Task instructions: Word for word, copy all the data and drop the pictures.
** Opening Listed entries block **
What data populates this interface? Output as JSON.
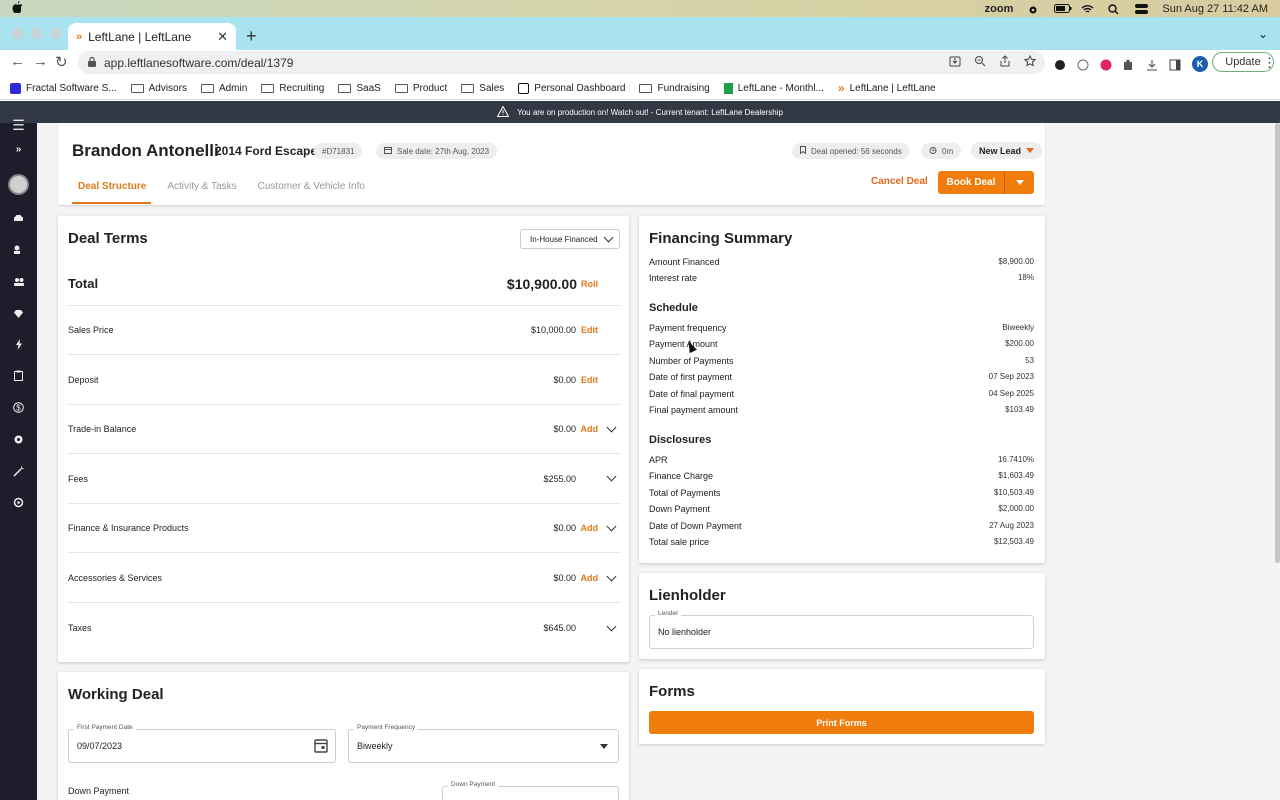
{
  "menubar": {
    "app": "zoom",
    "date_time": "Sun Aug 27  11:42 AM"
  },
  "browser": {
    "tab_title": "LeftLane | LeftLane",
    "url": "app.leftlanesoftware.com/deal/1379",
    "profile_initial": "K",
    "update_label": "Update",
    "bookmarks": [
      "Fractal Software S...",
      "Advisors",
      "Admin",
      "Recruiting",
      "SaaS",
      "Product",
      "Sales",
      "Personal Dashboard",
      "Fundraising",
      "LeftLane - Monthl...",
      "LeftLane | LeftLane"
    ]
  },
  "banner": {
    "text": "You are on production on! Watch out! - Current tenant: LeftLane Dealership"
  },
  "header": {
    "customer_name": "Brandon Antonelli",
    "vehicle": "2014 Ford Escape",
    "deal_id": "#D71831",
    "sale_date": "Sale date: 27th Aug, 2023",
    "deal_opened": "Deal opened: 56 seconds",
    "timer": "0m",
    "status": "New Lead",
    "tabs": [
      "Deal Structure",
      "Activity & Tasks",
      "Customer & Vehicle Info"
    ],
    "cancel_label": "Cancel Deal",
    "book_label": "Book Deal"
  },
  "deal_terms": {
    "title": "Deal Terms",
    "financing_type": "In-House Financed",
    "total_label": "Total",
    "total_value": "$10,900.00",
    "total_action": "Roll",
    "rows": [
      {
        "label": "Sales Price",
        "value": "$10,000.00",
        "action": "Edit"
      },
      {
        "label": "Deposit",
        "value": "$0.00",
        "action": "Edit"
      },
      {
        "label": "Trade-in Balance",
        "value": "$0.00",
        "action": "Add"
      },
      {
        "label": "Fees",
        "value": "$255.00",
        "action": ""
      },
      {
        "label": "Finance & Insurance Products",
        "value": "$0.00",
        "action": "Add"
      },
      {
        "label": "Accessories & Services",
        "value": "$0.00",
        "action": "Add"
      },
      {
        "label": "Taxes",
        "value": "$645.00",
        "action": ""
      }
    ]
  },
  "working_deal": {
    "title": "Working Deal",
    "first_payment_label": "First Payment Date",
    "first_payment_value": "09/07/2023",
    "frequency_label": "Payment Frequency",
    "frequency_value": "Biweekly",
    "down_payment_label": "Down Payment",
    "down_payment_field_label": "Down Payment"
  },
  "financing_summary": {
    "title": "Financing Summary",
    "top": [
      {
        "label": "Amount Financed",
        "value": "$8,900.00"
      },
      {
        "label": "Interest rate",
        "value": "18%"
      }
    ],
    "schedule_title": "Schedule",
    "schedule": [
      {
        "label": "Payment frequency",
        "value": "Biweekly"
      },
      {
        "label": "Payment Amount",
        "value": "$200.00"
      },
      {
        "label": "Number of Payments",
        "value": "53"
      },
      {
        "label": "Date of first payment",
        "value": "07 Sep 2023"
      },
      {
        "label": "Date of final payment",
        "value": "04 Sep 2025"
      },
      {
        "label": "Final payment amount",
        "value": "$103.49"
      }
    ],
    "disclosures_title": "Disclosures",
    "disclosures": [
      {
        "label": "APR",
        "value": "16.7410%"
      },
      {
        "label": "Finance Charge",
        "value": "$1,603.49"
      },
      {
        "label": "Total of Payments",
        "value": "$10,503.49"
      },
      {
        "label": "Down Payment",
        "value": "$2,000.00"
      },
      {
        "label": "Date of Down Payment",
        "value": "27 Aug 2023"
      },
      {
        "label": "Total sale price",
        "value": "$12,503.49"
      }
    ]
  },
  "lienholder": {
    "title": "Lienholder",
    "field_label": "Lender",
    "value": "No lienholder"
  },
  "forms": {
    "title": "Forms",
    "print_label": "Print Forms"
  }
}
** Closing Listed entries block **
Answer section:
What data populates this interface? Output as JSON.
{
  "menubar": {
    "app": "zoom",
    "date_time": "Sun Aug 27  11:42 AM"
  },
  "browser": {
    "tab_title": "LeftLane | LeftLane",
    "url": "app.leftlanesoftware.com/deal/1379",
    "profile_initial": "K",
    "update_label": "Update",
    "bookmarks": [
      "Fractal Software S...",
      "Advisors",
      "Admin",
      "Recruiting",
      "SaaS",
      "Product",
      "Sales",
      "Personal Dashboard",
      "Fundraising",
      "LeftLane - Monthl...",
      "LeftLane | LeftLane"
    ]
  },
  "banner": {
    "text": "You are on production on! Watch out! - Current tenant: LeftLane Dealership"
  },
  "header": {
    "customer_name": "Brandon Antonelli",
    "vehicle": "2014 Ford Escape",
    "deal_id": "#D71831",
    "sale_date": "Sale date: 27th Aug, 2023",
    "deal_opened": "Deal opened: 56 seconds",
    "timer": "0m",
    "status": "New Lead",
    "tabs": [
      "Deal Structure",
      "Activity & Tasks",
      "Customer & Vehicle Info"
    ],
    "cancel_label": "Cancel Deal",
    "book_label": "Book Deal"
  },
  "deal_terms": {
    "title": "Deal Terms",
    "financing_type": "In-House Financed",
    "total_label": "Total",
    "total_value": "$10,900.00",
    "total_action": "Roll",
    "rows": [
      {
        "label": "Sales Price",
        "value": "$10,000.00",
        "action": "Edit"
      },
      {
        "label": "Deposit",
        "value": "$0.00",
        "action": "Edit"
      },
      {
        "label": "Trade-in Balance",
        "value": "$0.00",
        "action": "Add"
      },
      {
        "label": "Fees",
        "value": "$255.00",
        "action": ""
      },
      {
        "label": "Finance & Insurance Products",
        "value": "$0.00",
        "action": "Add"
      },
      {
        "label": "Accessories & Services",
        "value": "$0.00",
        "action": "Add"
      },
      {
        "label": "Taxes",
        "value": "$645.00",
        "action": ""
      }
    ]
  },
  "working_deal": {
    "title": "Working Deal",
    "first_payment_label": "First Payment Date",
    "first_payment_value": "09/07/2023",
    "frequency_label": "Payment Frequency",
    "frequency_value": "Biweekly",
    "down_payment_label": "Down Payment",
    "down_payment_field_label": "Down Payment"
  },
  "financing_summary": {
    "title": "Financing Summary",
    "top": [
      {
        "label": "Amount Financed",
        "value": "$8,900.00"
      },
      {
        "label": "Interest rate",
        "value": "18%"
      }
    ],
    "schedule_title": "Schedule",
    "schedule": [
      {
        "label": "Payment frequency",
        "value": "Biweekly"
      },
      {
        "label": "Payment Amount",
        "value": "$200.00"
      },
      {
        "label": "Number of Payments",
        "value": "53"
      },
      {
        "label": "Date of first payment",
        "value": "07 Sep 2023"
      },
      {
        "label": "Date of final payment",
        "value": "04 Sep 2025"
      },
      {
        "label": "Final payment amount",
        "value": "$103.49"
      }
    ],
    "disclosures_title": "Disclosures",
    "disclosures": [
      {
        "label": "APR",
        "value": "16.7410%"
      },
      {
        "label": "Finance Charge",
        "value": "$1,603.49"
      },
      {
        "label": "Total of Payments",
        "value": "$10,503.49"
      },
      {
        "label": "Down Payment",
        "value": "$2,000.00"
      },
      {
        "label": "Date of Down Payment",
        "value": "27 Aug 2023"
      },
      {
        "label": "Total sale price",
        "value": "$12,503.49"
      }
    ]
  },
  "lienholder": {
    "title": "Lienholder",
    "field_label": "Lender",
    "value": "No lienholder"
  },
  "forms": {
    "title": "Forms",
    "print_label": "Print Forms"
  }
}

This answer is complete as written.